Robots ethics is typically related to the ethics of technology mainly include AI and robotic ethics. It is the part of the technology that is concerned with the moral behavior of humans as they design, built, and use artificial intelligence. Not confusing it with actual learning behavior of robots, but the learning of artificial moral agents (AMA) to teach them moral behavior.
Narrowing down to robotic ethics, it is the ethical learning of robots that occurs whether robots pose a threat to humans or whether some uses of robots are problematic. For instance, killer robots in war. Another concern is related to how robots should be designed to behave ethically which is called machine ethics.
What is Robotic Ethics?
It is a sub-field of information technology that has direct links to legal as well as socio-economic concerns. Now researchers are trying to tackle the ethical questions about robotic technology and implementing it in society in a way that is harmless to the human race.
The issues are as old as the robot itself. Robotic ethics require a team of experts from several disciplines who knows about the laws and regulations of the technological achievements in robotics and AI.
It is involved by the ethical behaviors of – robotics, computer science, artificial intelligence, theology, biology, physiology, philosophy, sociology, psychology, cognitive science, neuroscience, law, and industrial design.
The main question regarding the possibility of teaching ethics unfolds that we are not used to the idea of ethical decisions of machines making. Let’s see another picture.
Teach Robots Ethics
Before commenting on this, just imagine that your car arrives at your home sharp on its scheduled time to take you to your work. You sit in the back seat and remove the electronic reading device from your briefcase to scan the papers.
There has never been even a tiny problem on the journey before. But, today an unusual and terrible thing happens. There are two children playing on the road in front of you. There is a shortage of time to brake and if a car skidded to the left it may hit an oncoming bike.
Neither the situation would be good but which is the least bad?
It sounds terrible to think but it can happen in a driverless car autonomously running down the road. The scene will become very much common in the next decade or so and you need to gear up yourself for that.
There will be many issues in self-driving which will not just technical, mechanical, or even electronic but moral.
I want you to ask the above-mentioned question to your fellows and put the given answer in the comment section so that we can know how they will survive from the situation.
Not expanding the horizon from a small autonomous car towards the autonomous weapons. Yes, this is not science fiction but are weapons already operating without being completely controlled by humans. Missiles exist that can change course if there is an enemy counter-attack.
Researchers believe that there should have a program that prohibited autonomous weapons for deliberately killing civilians. Even it is a hideously difficult task to teach robots to distinguish between the enemy and the friend. An alternative approach to solving this problem is normally known as “machine learning”.

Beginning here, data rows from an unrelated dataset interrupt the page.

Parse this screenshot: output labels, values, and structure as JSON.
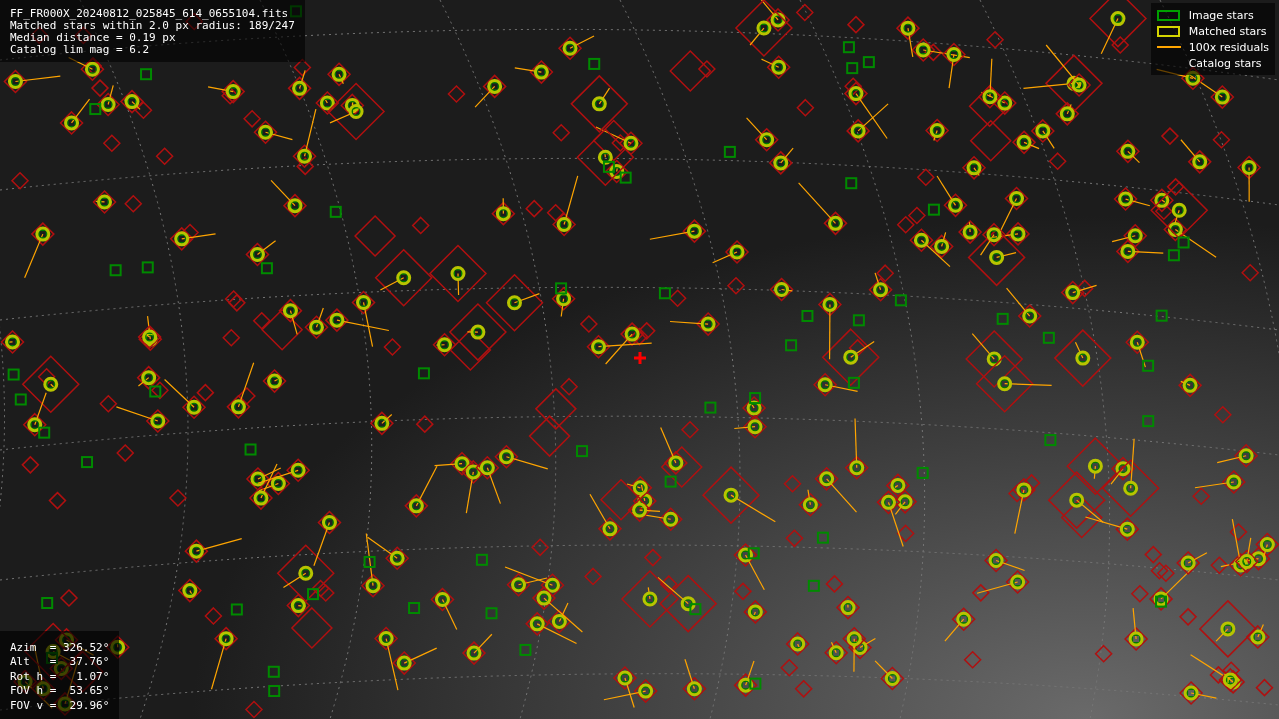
{
  "header": {
    "lines": [
      "FF_FR000X_20240812_025845_614_0655104.fits",
      "Matched stars within 2.0 px radius: 189/247",
      "Median distance = 0.19 px",
      "Catalog lim mag = 6.2"
    ]
  },
  "legend": [
    {
      "kind": "box",
      "color": "#00a000",
      "label": "Image stars"
    },
    {
      "kind": "box",
      "color": "#d4d400",
      "label": "Matched stars"
    },
    {
      "kind": "line",
      "color": "#ffa500",
      "label": "100x residuals"
    },
    {
      "kind": "none",
      "label": "Catalog stars"
    }
  ],
  "pointing": {
    "lines": [
      "Azim  = 326.52°",
      "Alt   =  37.76°",
      "Rot h =   1.07°",
      "FOV h =  53.65°",
      "FOV v =  29.96°"
    ]
  }
}
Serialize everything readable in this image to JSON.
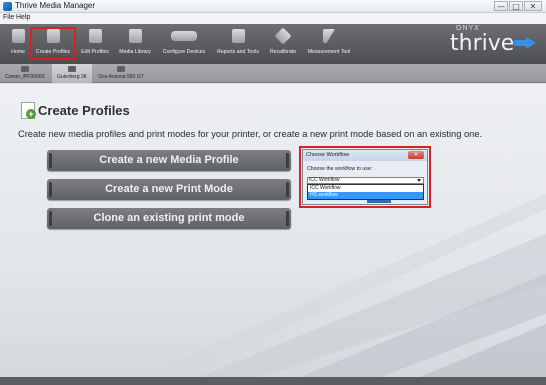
{
  "window": {
    "title": "Thrive Media Manager",
    "controls": {
      "minimize": "—",
      "maximize": "□",
      "close": "✕"
    }
  },
  "menu": {
    "items": [
      "File",
      "Help"
    ]
  },
  "toolbar": {
    "items": [
      {
        "label": "Home",
        "icon": "home-icon"
      },
      {
        "label": "Create Profiles",
        "icon": "create-profiles-icon",
        "selected": true
      },
      {
        "label": "Edit Profiles",
        "icon": "edit-profiles-icon"
      },
      {
        "label": "Media Library",
        "icon": "media-library-icon"
      },
      {
        "label": "Configure Devices",
        "icon": "configure-devices-icon"
      },
      {
        "label": "Reports and Tools",
        "icon": "reports-tools-icon"
      },
      {
        "label": "Recalibrate",
        "icon": "recalibrate-icon"
      },
      {
        "label": "Measurement Tool",
        "icon": "measurement-tool-icon"
      }
    ]
  },
  "logo": {
    "brand": "ONYX",
    "product": "thrive"
  },
  "printers": [
    {
      "label": "Canon_iPF9000S"
    },
    {
      "label": "Guterberg 3K",
      "active": true
    },
    {
      "label": "Oce Arizona 550 GT"
    }
  ],
  "page": {
    "title": "Create Profiles",
    "description": "Create new media profiles and print modes for your printer, or create a new print mode based on an existing one.",
    "buttons": [
      "Create a new Media Profile",
      "Create a new Print Mode",
      "Clone an existing print mode"
    ]
  },
  "dialog": {
    "title": "Choose Workflow",
    "close": "✕",
    "prompt": "Choose the workflow to use:",
    "selected": "ICC Workflow",
    "options": [
      "ICC Workflow",
      "HS workflow"
    ],
    "highlighted_option": "HS workflow"
  },
  "colors": {
    "highlight": "#d62125",
    "toolbar": "#5a5c5f",
    "button": "#6e7073",
    "selection": "#3399ff"
  }
}
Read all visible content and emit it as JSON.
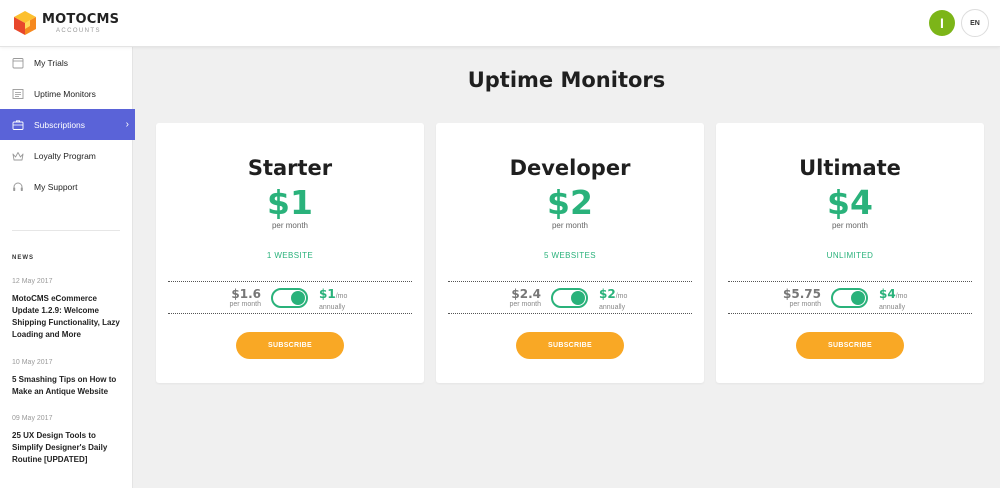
{
  "brand": {
    "name": "MOTOCMS",
    "sub": "ACCOUNTS"
  },
  "header": {
    "avatar_letter": "I",
    "avatar_color": "#7cb518",
    "lang": "EN"
  },
  "sidebar": {
    "items": [
      {
        "label": "My Trials",
        "icon": "calendar-icon"
      },
      {
        "label": "Uptime Monitors",
        "icon": "monitor-icon"
      },
      {
        "label": "Subscriptions",
        "icon": "briefcase-icon",
        "active": true
      },
      {
        "label": "Loyalty Program",
        "icon": "crown-icon"
      },
      {
        "label": "My Support",
        "icon": "headset-icon"
      }
    ],
    "active_color": "#5a63d8"
  },
  "news": {
    "title": "NEWS",
    "items": [
      {
        "date": "12 May 2017",
        "headline": "MotoCMS eCommerce Update 1.2.9: Welcome Shipping Functionality, Lazy Loading and More"
      },
      {
        "date": "10 May 2017",
        "headline": "5 Smashing Tips on How to Make an Antique Website"
      },
      {
        "date": "09 May 2017",
        "headline": "25 UX Design Tools to Simplify Designer's Daily Routine [UPDATED]"
      }
    ]
  },
  "main": {
    "title": "Uptime Monitors",
    "plans": [
      {
        "name": "Starter",
        "price": "$1",
        "period": "per month",
        "feature": "1 WEBSITE",
        "monthly_price": "$1.6",
        "monthly_label": "per month",
        "annual_price": "$1",
        "annual_unit": "/mo",
        "annual_label": "annually",
        "button": "SUBSCRIBE"
      },
      {
        "name": "Developer",
        "price": "$2",
        "period": "per month",
        "feature": "5 WEBSITES",
        "monthly_price": "$2.4",
        "monthly_label": "per month",
        "annual_price": "$2",
        "annual_unit": "/mo",
        "annual_label": "annually",
        "button": "SUBSCRIBE"
      },
      {
        "name": "Ultimate",
        "price": "$4",
        "period": "per month",
        "feature": "UNLIMITED",
        "monthly_price": "$5.75",
        "monthly_label": "per month",
        "annual_price": "$4",
        "annual_unit": "/mo",
        "annual_label": "annually",
        "button": "SUBSCRIBE"
      }
    ],
    "accent_color": "#2ab27b",
    "button_color": "#f9a825"
  }
}
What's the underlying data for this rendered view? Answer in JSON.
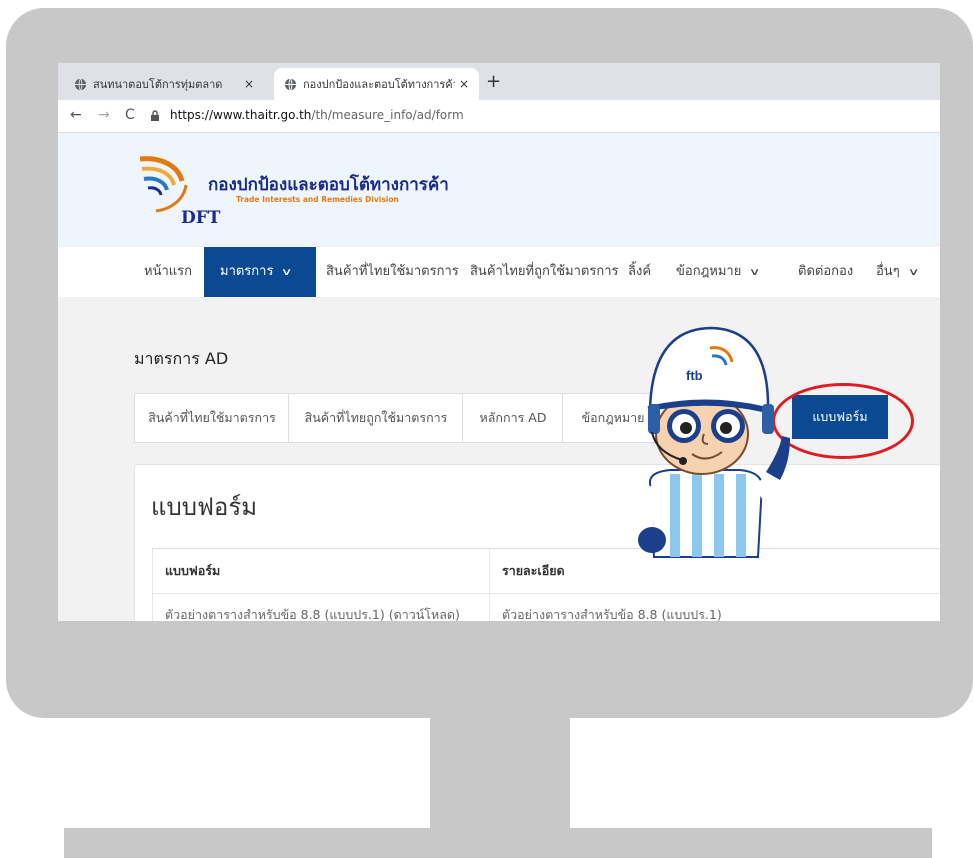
{
  "browser": {
    "tabs": [
      {
        "label": "สนทนาตอบโต้การทุ่มตลาด",
        "active": false
      },
      {
        "label": "กองปกป้องและตอบโต้ทางการค้า กรมการ",
        "active": true
      }
    ],
    "tab_close": "×",
    "new_tab": "+",
    "nav": {
      "back": "←",
      "forward": "→",
      "reload": "C"
    },
    "url_domain": "https://www.thaitr.go.th",
    "url_path": "/th/measure_info/ad/form"
  },
  "site": {
    "name_thai": "กองปกป้องและตอบโต้ทางการค้า",
    "name_en": "Trade Interests and Remedies Division",
    "abbr": "DFT",
    "colors": {
      "brand_blue": "#0b4a92",
      "accent_orange": "#e07a14",
      "highlight_red": "#e01b22"
    }
  },
  "nav": {
    "items": [
      {
        "label": "หน้าแรก",
        "active": false,
        "dropdown": false
      },
      {
        "label": "มาตรการ",
        "active": true,
        "dropdown": true
      },
      {
        "label": "สินค้าที่ไทยใช้มาตรการ",
        "active": false,
        "dropdown": false
      },
      {
        "label": "สินค้าไทยที่ถูกใช้มาตรการ",
        "active": false,
        "dropdown": false
      },
      {
        "label": "ลิ้งค์",
        "active": false,
        "dropdown": false
      },
      {
        "label": "ข้อกฎหมาย",
        "active": false,
        "dropdown": true
      },
      {
        "label": "ติดต่อกอง",
        "active": false,
        "dropdown": false
      },
      {
        "label": "อื่นๆ",
        "active": false,
        "dropdown": true
      }
    ],
    "chevron": "∨"
  },
  "page": {
    "title": "มาตรการ AD",
    "subtabs": [
      {
        "label": "สินค้าที่ไทยใช้มาตรการ",
        "active": false
      },
      {
        "label": "สินค้าที่ไทยถูกใช้มาตรการ",
        "active": false
      },
      {
        "label": "หลักการ AD",
        "active": false
      },
      {
        "label": "ข้อกฎหมาย",
        "active": false
      },
      {
        "label": "แบบฟอร์ม",
        "active": true
      }
    ],
    "card_title": "แบบฟอร์ม",
    "table": {
      "headers": [
        "แบบฟอร์ม",
        "รายละเอียด"
      ],
      "rows": [
        [
          "ตัวอย่างตารางสำหรับข้อ 8.8 (แบบปร.1) (ดาวน์โหลด)",
          "ตัวอย่างตารางสำหรับข้อ 8.8 (แบบปร.1)"
        ]
      ]
    }
  },
  "mascot": {
    "helmet_text": "ftb"
  }
}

According to the philosopher Susan Anderson,
“The best way to teach the robotic ethics is first to program them in certain principles like avoid suffering or promote happiness and then have the machine learning from particular scenarios to apply these principles to the new situations.”
For instance, a robot needs to learn how to distinguish between the surgeon who is holding a knife which he is using to save the injured and a knife holding by the enemy combatant to kill the opponent.
Problems in Ethical Learning
Robots and AI are built by using machine learning which is based on algorithms. The root cause of ethical problems is directly associated with machine learning that throws up problems of its own.
The topmost is that is learning the wrong lessons. For instance, machines that learn languages from mimicking have shown biased results. Names of males and females have a separate association.
The machine may believe that Joanna or Fiona is not suitable to be a scientist than a John or Fred. These biases need to be alert and try to combat.
Another fundamental challenge is that machines evolve through a learning process that may be unable to predict how they will perform in the future. We not either able to understand how it reaches the decisions which are the unsettling possibilities specifically when the robot is making biased decisions.
A fractional solution may be to insist that codes will be audited if things do go wrong for a longer period. Handing over everything to robots is a silly and unsatisfactory decision.
Now, rethink the question of a driverless car in a crucial situation. The very likely answer to the question is that we need to program the cars to survive if such a situation occurs. Ultimately, we can hope that our machines are ethically programmed.
Either you like it or not, but there will be a time when more and more decisions will be delegated to robots that are currently taken by humans.